BEGIN Provided data

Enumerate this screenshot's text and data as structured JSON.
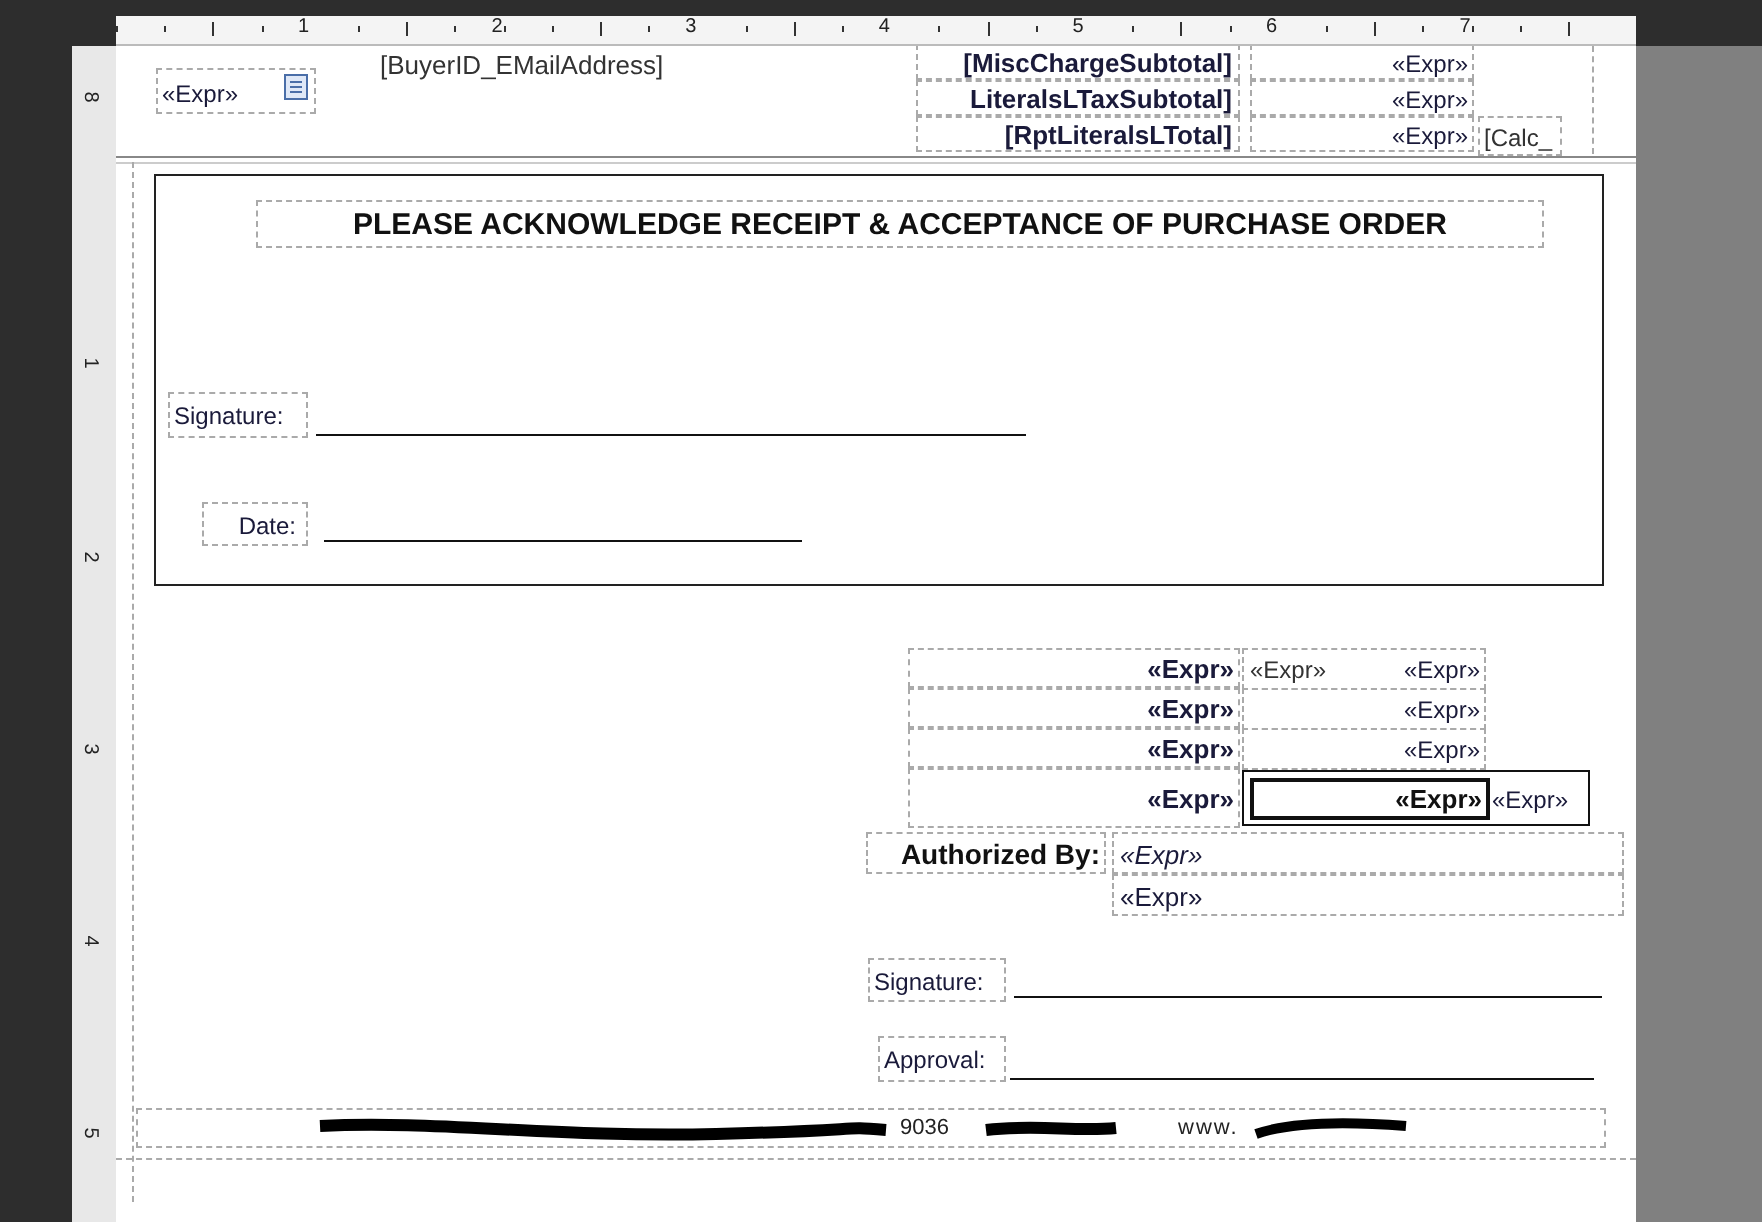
{
  "ruler": {
    "numbers": [
      "1",
      "2",
      "3",
      "4",
      "5",
      "6",
      "7"
    ]
  },
  "vertical_ruler": {
    "numbers": [
      "8",
      "1",
      "2",
      "3",
      "4",
      "5"
    ]
  },
  "header_band": {
    "expr_field": "«Expr»",
    "email_field": "[BuyerID_EMailAddress]",
    "labels": [
      "[MiscChargeSubtotal]",
      "LiteralsLTaxSubtotal]",
      "[RptLiteralsLTotal]"
    ],
    "values": [
      "«Expr»",
      "«Expr»",
      "«Expr»"
    ],
    "calc_field": "[Calc_"
  },
  "acknowledgement": {
    "title": "PLEASE ACKNOWLEDGE RECEIPT & ACCEPTANCE OF PURCHASE ORDER",
    "signature_label": "Signature:",
    "date_label": "Date:"
  },
  "totals": [
    {
      "label": "«Expr»",
      "values": [
        "«Expr»",
        "«Expr»"
      ]
    },
    {
      "label": "«Expr»",
      "values": [
        "«Expr»"
      ]
    },
    {
      "label": "«Expr»",
      "values": [
        "«Expr»"
      ]
    },
    {
      "label": "«Expr»",
      "values": [
        "«Expr»",
        "«Expr»"
      ]
    }
  ],
  "authorized": {
    "label": "Authorized By:",
    "name": "«Expr»",
    "title": "«Expr»"
  },
  "signature_label": "Signature:",
  "approval_label": "Approval:",
  "footer": {
    "parts": [
      "9036",
      "www."
    ]
  }
}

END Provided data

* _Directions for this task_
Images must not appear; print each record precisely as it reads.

* _Solution to this problem_
Enumerate this screenshot's text and data as structured JSON.
{
  "ruler": {
    "numbers": [
      "1",
      "2",
      "3",
      "4",
      "5",
      "6",
      "7"
    ]
  },
  "vertical_ruler": {
    "numbers": [
      "8",
      "1",
      "2",
      "3",
      "4",
      "5"
    ]
  },
  "header_band": {
    "expr_field": "«Expr»",
    "email_field": "[BuyerID_EMailAddress]",
    "labels": [
      "[MiscChargeSubtotal]",
      "LiteralsLTaxSubtotal]",
      "[RptLiteralsLTotal]"
    ],
    "values": [
      "«Expr»",
      "«Expr»",
      "«Expr»"
    ],
    "calc_field": "[Calc_"
  },
  "acknowledgement": {
    "title": "PLEASE ACKNOWLEDGE RECEIPT & ACCEPTANCE OF PURCHASE ORDER",
    "signature_label": "Signature:",
    "date_label": "Date:"
  },
  "totals": [
    {
      "label": "«Expr»",
      "values": [
        "«Expr»",
        "«Expr»"
      ]
    },
    {
      "label": "«Expr»",
      "values": [
        "«Expr»"
      ]
    },
    {
      "label": "«Expr»",
      "values": [
        "«Expr»"
      ]
    },
    {
      "label": "«Expr»",
      "values": [
        "«Expr»",
        "«Expr»"
      ]
    }
  ],
  "authorized": {
    "label": "Authorized By:",
    "name": "«Expr»",
    "title": "«Expr»"
  },
  "signature_label": "Signature:",
  "approval_label": "Approval:",
  "footer": {
    "parts": [
      "9036",
      "www."
    ]
  }
}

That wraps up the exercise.